Current law limits prosecution of a felony sexual offense to 10 years after it is committed.
Sen. Connie Leyva, who introduced the bill, along with sexual assault victims and advocates urged Gov. Jerry Brown to sign the bill during a press conference at the State Capitol Tuesday.
Norma Hernandez says she was raped when she was 13 years old, which resulted in the birth of her son. She says many years passed before she contacted law enforcement.
“The police and the prosecutor told me, though I had enough DNA evidence there was nothing they could do because I didn’t come forward sooner,” Hernandez says.
The new law would apply to sex crimes occurring after Jan. 1, 2017.
Opponents of the bill say evidence and testimony decades after the alleged sexual crime are not always reliable.
Natasha Minsker is director of ACLU of California’s Center for Advocacy and Policy. She says eliminating the statute of limitations increases the risk of innocent people being convicted.
“When we pursue criminal prosecutions decades later evidence is lost, memories have faded and it becomes very hard for an innocent person to prove that they are innocent,” Minsker says.

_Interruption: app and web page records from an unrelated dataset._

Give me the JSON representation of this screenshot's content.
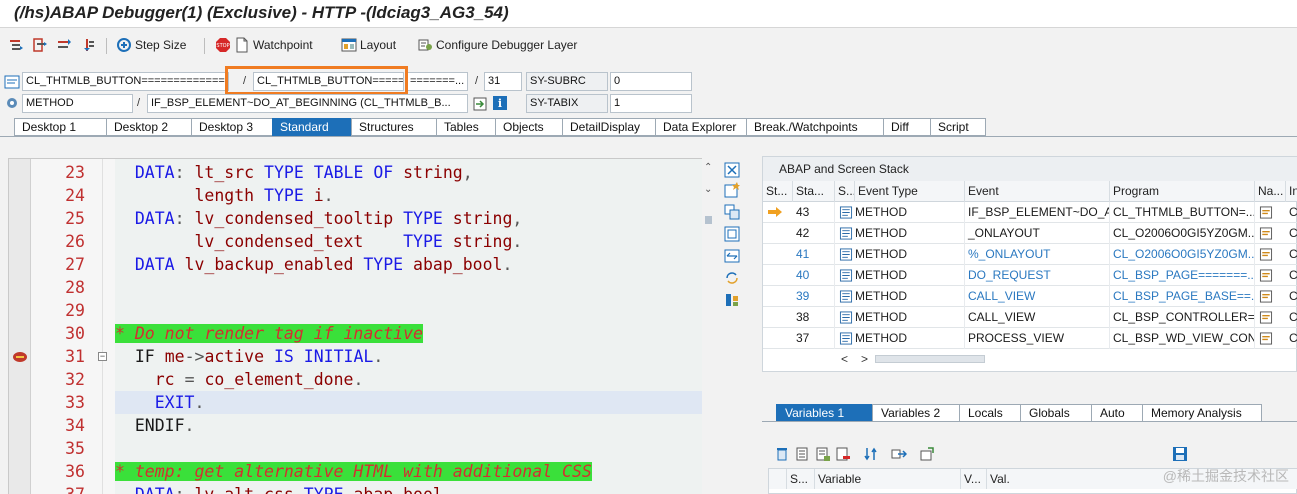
{
  "window": {
    "title": "(/hs)ABAP Debugger(1)  (Exclusive) - HTTP -(ldciag3_AG3_54)"
  },
  "toolbar": {
    "step_size": "Step Size",
    "watchpoint": "Watchpoint",
    "layout": "Layout",
    "configure": "Configure Debugger Layer"
  },
  "info": {
    "program": "CL_THTMLB_BUTTON=============",
    "include": "CL_THTMLB_BUTTON=====",
    "include_suffix": "=======...",
    "line": "31",
    "sysubrc_label": "SY-SUBRC",
    "sysubrc_value": "0",
    "event_type": "METHOD",
    "event": "IF_BSP_ELEMENT~DO_AT_BEGINNING (CL_THTMLB_B...",
    "sytabix_label": "SY-TABIX",
    "sytabix_value": "1"
  },
  "tabs": [
    "Desktop 1",
    "Desktop 2",
    "Desktop 3",
    "Standard",
    "Structures",
    "Tables",
    "Objects",
    "DetailDisplay",
    "Data Explorer",
    "Break./Watchpoints",
    "Diff",
    "Script"
  ],
  "active_tab": "Standard",
  "code": {
    "current_line": 33,
    "breakpoint_line": 31,
    "lines": [
      {
        "n": "23",
        "tokens": [
          [
            "pl",
            "  "
          ],
          [
            "kw",
            "DATA"
          ],
          [
            "op",
            ": "
          ],
          [
            "id",
            "lt_src "
          ],
          [
            "kw",
            "TYPE TABLE OF "
          ],
          [
            "id",
            "string"
          ],
          [
            "op",
            ","
          ]
        ]
      },
      {
        "n": "24",
        "tokens": [
          [
            "pl",
            "        "
          ],
          [
            "id",
            "length "
          ],
          [
            "kw",
            "TYPE "
          ],
          [
            "id",
            "i"
          ],
          [
            "op",
            "."
          ]
        ]
      },
      {
        "n": "25",
        "tokens": [
          [
            "pl",
            "  "
          ],
          [
            "kw",
            "DATA"
          ],
          [
            "op",
            ": "
          ],
          [
            "id",
            "lv_condensed_tooltip "
          ],
          [
            "kw",
            "TYPE "
          ],
          [
            "id",
            "string"
          ],
          [
            "op",
            ","
          ]
        ]
      },
      {
        "n": "26",
        "tokens": [
          [
            "pl",
            "        "
          ],
          [
            "id",
            "lv_condensed_text    "
          ],
          [
            "kw",
            "TYPE "
          ],
          [
            "id",
            "string"
          ],
          [
            "op",
            "."
          ]
        ]
      },
      {
        "n": "27",
        "tokens": [
          [
            "pl",
            "  "
          ],
          [
            "kw",
            "DATA "
          ],
          [
            "id",
            "lv_backup_enabled "
          ],
          [
            "kw",
            "TYPE "
          ],
          [
            "id",
            "abap_bool"
          ],
          [
            "op",
            "."
          ]
        ]
      },
      {
        "n": "28",
        "tokens": []
      },
      {
        "n": "29",
        "tokens": []
      },
      {
        "n": "30",
        "tokens": [
          [
            "cm",
            "* Do not render tag if inactive"
          ]
        ]
      },
      {
        "n": "31",
        "tokens": [
          [
            "pl",
            "  "
          ],
          [
            "pl",
            "IF "
          ],
          [
            "id",
            "me"
          ],
          [
            "op",
            "->"
          ],
          [
            "id",
            "active "
          ],
          [
            "kw",
            "IS INITIAL"
          ],
          [
            "op",
            "."
          ]
        ]
      },
      {
        "n": "32",
        "tokens": [
          [
            "pl",
            "    "
          ],
          [
            "id",
            "rc "
          ],
          [
            "op",
            "= "
          ],
          [
            "id",
            "co_element_done"
          ],
          [
            "op",
            "."
          ]
        ]
      },
      {
        "n": "33",
        "tokens": [
          [
            "pl",
            "    "
          ],
          [
            "kw",
            "EXIT"
          ],
          [
            "op",
            "."
          ]
        ]
      },
      {
        "n": "34",
        "tokens": [
          [
            "pl",
            "  "
          ],
          [
            "pl",
            "ENDIF"
          ],
          [
            "op",
            "."
          ]
        ]
      },
      {
        "n": "35",
        "tokens": []
      },
      {
        "n": "36",
        "tokens": [
          [
            "cm",
            "* temp: get alternative HTML with additional CSS"
          ]
        ]
      },
      {
        "n": "37",
        "tokens": [
          [
            "pl",
            "  "
          ],
          [
            "kw",
            "DATA"
          ],
          [
            "op",
            ": "
          ],
          [
            "id",
            "lv_alt_css "
          ],
          [
            "kw",
            "TYPE "
          ],
          [
            "id",
            "abap_bool"
          ]
        ]
      }
    ]
  },
  "stack": {
    "title": "ABAP and Screen Stack",
    "columns": [
      "St...",
      "Sta...",
      "S...",
      "Event Type",
      "Event",
      "Program",
      "Na...",
      "In"
    ],
    "rows": [
      {
        "level": "43",
        "type": "METHOD",
        "event": "IF_BSP_ELEMENT~DO_A...",
        "program": "CL_THTMLB_BUTTON=...",
        "inc": "CL",
        "current": true,
        "color": "black"
      },
      {
        "level": "42",
        "type": "METHOD",
        "event": "_ONLAYOUT",
        "program": "CL_O2006O0GI5YZ0GM...",
        "inc": "CL",
        "current": false,
        "color": "black"
      },
      {
        "level": "41",
        "type": "METHOD",
        "event": "%_ONLAYOUT",
        "program": "CL_O2006O0GI5YZ0GM...",
        "inc": "CL",
        "current": false,
        "color": "blue"
      },
      {
        "level": "40",
        "type": "METHOD",
        "event": "DO_REQUEST",
        "program": "CL_BSP_PAGE=======...",
        "inc": "CL",
        "current": false,
        "color": "blue"
      },
      {
        "level": "39",
        "type": "METHOD",
        "event": "CALL_VIEW",
        "program": "CL_BSP_PAGE_BASE==...",
        "inc": "CL",
        "current": false,
        "color": "blue"
      },
      {
        "level": "38",
        "type": "METHOD",
        "event": "CALL_VIEW",
        "program": "CL_BSP_CONTROLLER=...",
        "inc": "CL",
        "current": false,
        "color": "black"
      },
      {
        "level": "37",
        "type": "METHOD",
        "event": "PROCESS_VIEW",
        "program": "CL_BSP_WD_VIEW_CON...",
        "inc": "CL",
        "current": false,
        "color": "black"
      }
    ],
    "scroll": "< >"
  },
  "variables": {
    "tabs": [
      "Variables 1",
      "Variables 2",
      "Locals",
      "Globals",
      "Auto",
      "Memory Analysis"
    ],
    "active_tab": "Variables 1",
    "columns": [
      "S...",
      "Variable",
      "V...",
      "Val."
    ]
  },
  "watermark": "@稀土掘金技术社区",
  "colors": {
    "accent": "#1d6fb8",
    "highlight": "#f07c22",
    "comment_bg": "#3ae03a"
  }
}
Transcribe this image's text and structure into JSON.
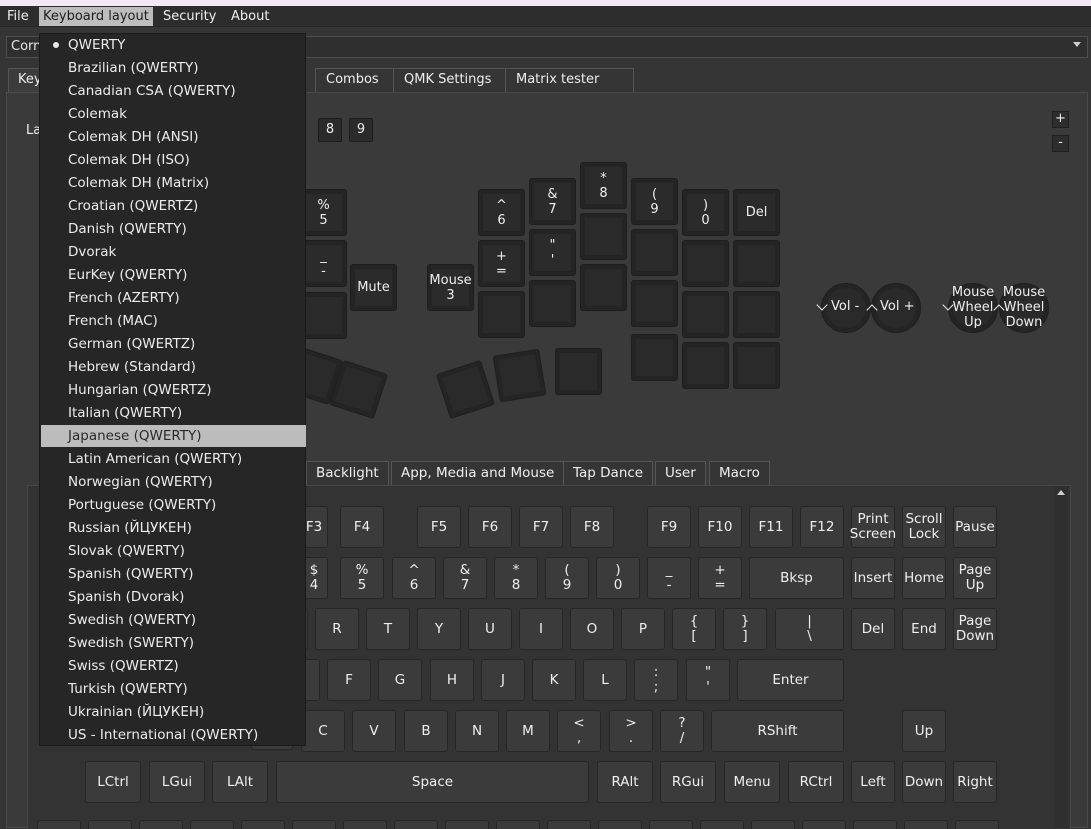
{
  "menubar": {
    "items": [
      "File",
      "Keyboard layout",
      "Security",
      "About"
    ],
    "active_index": 1
  },
  "device_combo": {
    "value_partial": "Corn"
  },
  "top_tabs": {
    "partial_first": "Key",
    "visible": [
      "Combos",
      "QMK Settings",
      "Matrix tester"
    ]
  },
  "layers": {
    "label_partial": "La",
    "visible_buttons": [
      "8",
      "9"
    ],
    "add": "+",
    "remove": "-"
  },
  "keymap": {
    "left_keys": [
      "%\n5",
      "_\n-",
      "Mute",
      "Mouse\n3"
    ],
    "right_keys": [
      "^\n6",
      "&\n7",
      "*\n8",
      "(\n9",
      ")\n0",
      "Del",
      "+\n=",
      "\"\n'"
    ],
    "encoders": {
      "vol_down": "Vol -",
      "vol_up": "Vol +",
      "wheel_up": "Mouse\nWheel\nUp",
      "wheel_down": "Mouse\nWheel\nDown"
    }
  },
  "bottom_tabs": [
    "Backlight",
    "App, Media and Mouse",
    "Tap Dance",
    "User",
    "Macro"
  ],
  "keyboard": {
    "row_f": [
      "F3",
      "F4",
      "F5",
      "F6",
      "F7",
      "F8",
      "F9",
      "F10",
      "F11",
      "F12",
      "Print\nScreen",
      "Scroll\nLock",
      "Pause"
    ],
    "row_num": [
      "$\n4",
      "%\n5",
      "^\n6",
      "&\n7",
      "*\n8",
      "(\n9",
      ")\n0",
      "_\n-",
      "+\n=",
      "Bksp",
      "Insert",
      "Home",
      "Page\nUp"
    ],
    "row_top": [
      "R",
      "T",
      "Y",
      "U",
      "I",
      "O",
      "P",
      "{\n[",
      "}\n]",
      "|\n\\",
      "Del",
      "End",
      "Page\nDown"
    ],
    "row_home": [
      "F",
      "G",
      "H",
      "J",
      "K",
      "L",
      ":\n;",
      "\"\n'",
      "Enter"
    ],
    "row_bottom": [
      "C",
      "V",
      "B",
      "N",
      "M",
      "<\n,",
      ">\n.",
      "?\n/",
      "RShift",
      "Up"
    ],
    "row_mod": [
      "LCtrl",
      "LGui",
      "LAlt",
      "Space",
      "RAlt",
      "RGui",
      "Menu",
      "RCtrl",
      "Left",
      "Down",
      "Right"
    ]
  },
  "layout_menu": {
    "selected": "QWERTY",
    "highlighted": "Japanese (QWERTY)",
    "items": [
      "QWERTY",
      "Brazilian (QWERTY)",
      "Canadian CSA (QWERTY)",
      "Colemak",
      "Colemak DH (ANSI)",
      "Colemak DH (ISO)",
      "Colemak DH (Matrix)",
      "Croatian (QWERTZ)",
      "Danish (QWERTY)",
      "Dvorak",
      "EurKey (QWERTY)",
      "French (AZERTY)",
      "French (MAC)",
      "German (QWERTZ)",
      "Hebrew (Standard)",
      "Hungarian (QWERTZ)",
      "Italian (QWERTY)",
      "Japanese (QWERTY)",
      "Latin American (QWERTY)",
      "Norwegian (QWERTY)",
      "Portuguese (QWERTY)",
      "Russian (ЙЦУКЕН)",
      "Slovak (QWERTY)",
      "Spanish (QWERTY)",
      "Spanish (Dvorak)",
      "Swedish (QWERTY)",
      "Swedish (SWERTY)",
      "Swiss (QWERTZ)",
      "Turkish (QWERTY)",
      "Ukrainian (ЙЦУКЕН)",
      "US - International (QWERTY)"
    ]
  }
}
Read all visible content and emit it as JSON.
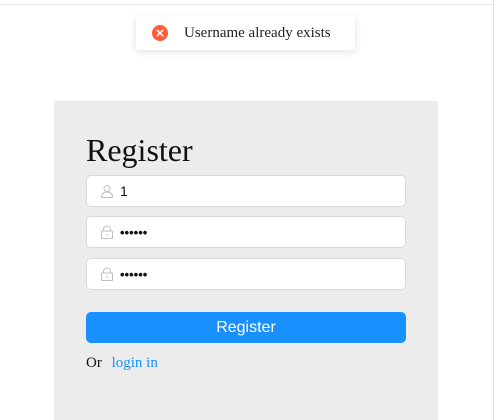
{
  "toast": {
    "icon": "error-circle-icon",
    "color": "#ff5b3a",
    "message": "Username already exists"
  },
  "form": {
    "title": "Register",
    "username": {
      "icon": "user-icon",
      "value": "1"
    },
    "password": {
      "icon": "lock-icon",
      "value": "••••••"
    },
    "confirm_password": {
      "icon": "lock-icon",
      "value": "••••••"
    },
    "submit_label": "Register",
    "alt_prefix": "Or",
    "alt_link": "login in"
  },
  "colors": {
    "accent": "#1890ff",
    "panel_bg": "#ececec"
  }
}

Gov. Brown has until the end of the month to the sign the bill.